Assignment >>
In the listing that follows, count the lines holding the word "level" and report only that number.

*** Dataset entries ***

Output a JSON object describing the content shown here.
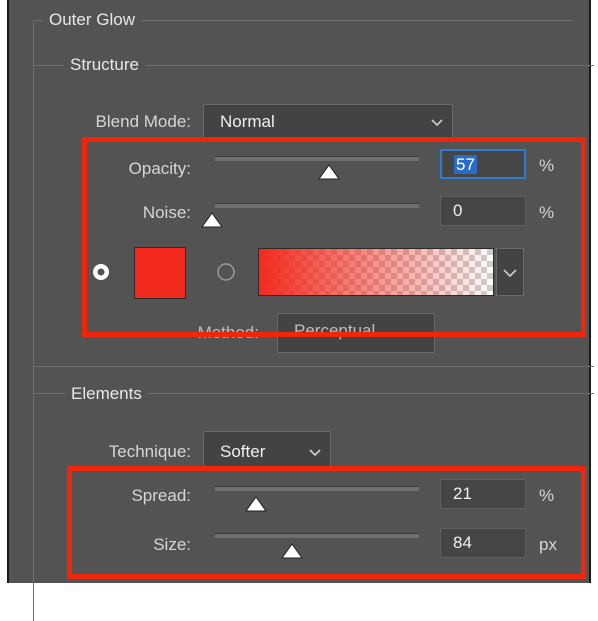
{
  "outer_glow": {
    "title": "Outer Glow"
  },
  "structure": {
    "title": "Structure",
    "blend_mode": {
      "label": "Blend Mode:",
      "value": "Normal"
    },
    "opacity": {
      "label": "Opacity:",
      "value": "57",
      "unit": "%",
      "level": 0.57
    },
    "noise": {
      "label": "Noise:",
      "value": "0",
      "unit": "%",
      "level": 0.0
    },
    "color_swatch": "#f22a1d",
    "gradient_colors": [
      "#f22a1d",
      "#ffffff"
    ],
    "method": {
      "label": "Method:",
      "value": "Perceptual"
    }
  },
  "elements": {
    "title": "Elements",
    "technique": {
      "label": "Technique:",
      "value": "Softer"
    },
    "spread": {
      "label": "Spread:",
      "value": "21",
      "unit": "%",
      "level": 0.21
    },
    "size": {
      "label": "Size:",
      "value": "84",
      "unit": "px",
      "level": 0.34
    }
  },
  "highlight_color": "#f1250b"
}
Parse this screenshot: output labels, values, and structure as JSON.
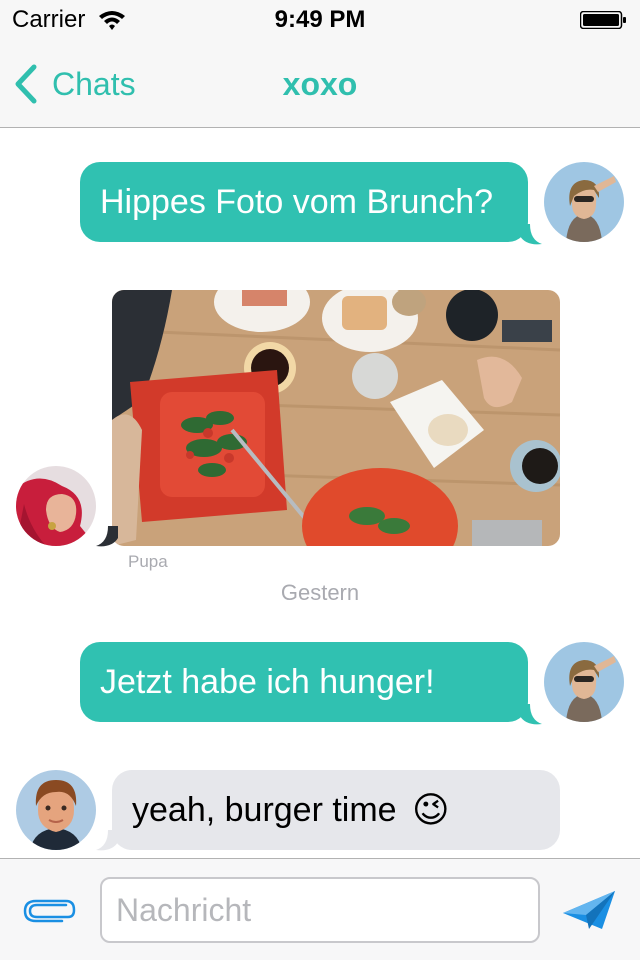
{
  "status_bar": {
    "carrier": "Carrier",
    "time": "9:49 PM"
  },
  "nav": {
    "back_label": "Chats",
    "title": "xoxo"
  },
  "messages": [
    {
      "direction": "outgoing",
      "type": "text",
      "text": "Hippes Foto vom Brunch?"
    },
    {
      "direction": "incoming",
      "type": "image",
      "image_alt": "brunch table with salad plates and coffee",
      "sender": "Pupa"
    },
    {
      "direction": "outgoing",
      "type": "text",
      "text": "Jetzt habe ich hunger!"
    },
    {
      "direction": "incoming",
      "type": "text",
      "text": "yeah, burger time",
      "emoji": "😉"
    }
  ],
  "date_separator": "Gestern",
  "input": {
    "placeholder": "Nachricht",
    "value": ""
  },
  "colors": {
    "accent": "#30bfae",
    "outgoing_bubble": "#30c1b1",
    "incoming_bubble": "#e6e7eb",
    "secondary_text": "#a9aab0",
    "icon_blue": "#1a8fe3"
  },
  "icons": [
    "wifi-icon",
    "battery-icon",
    "back-chevron-icon",
    "paperclip-icon",
    "send-icon"
  ]
}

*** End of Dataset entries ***

Written response >>
4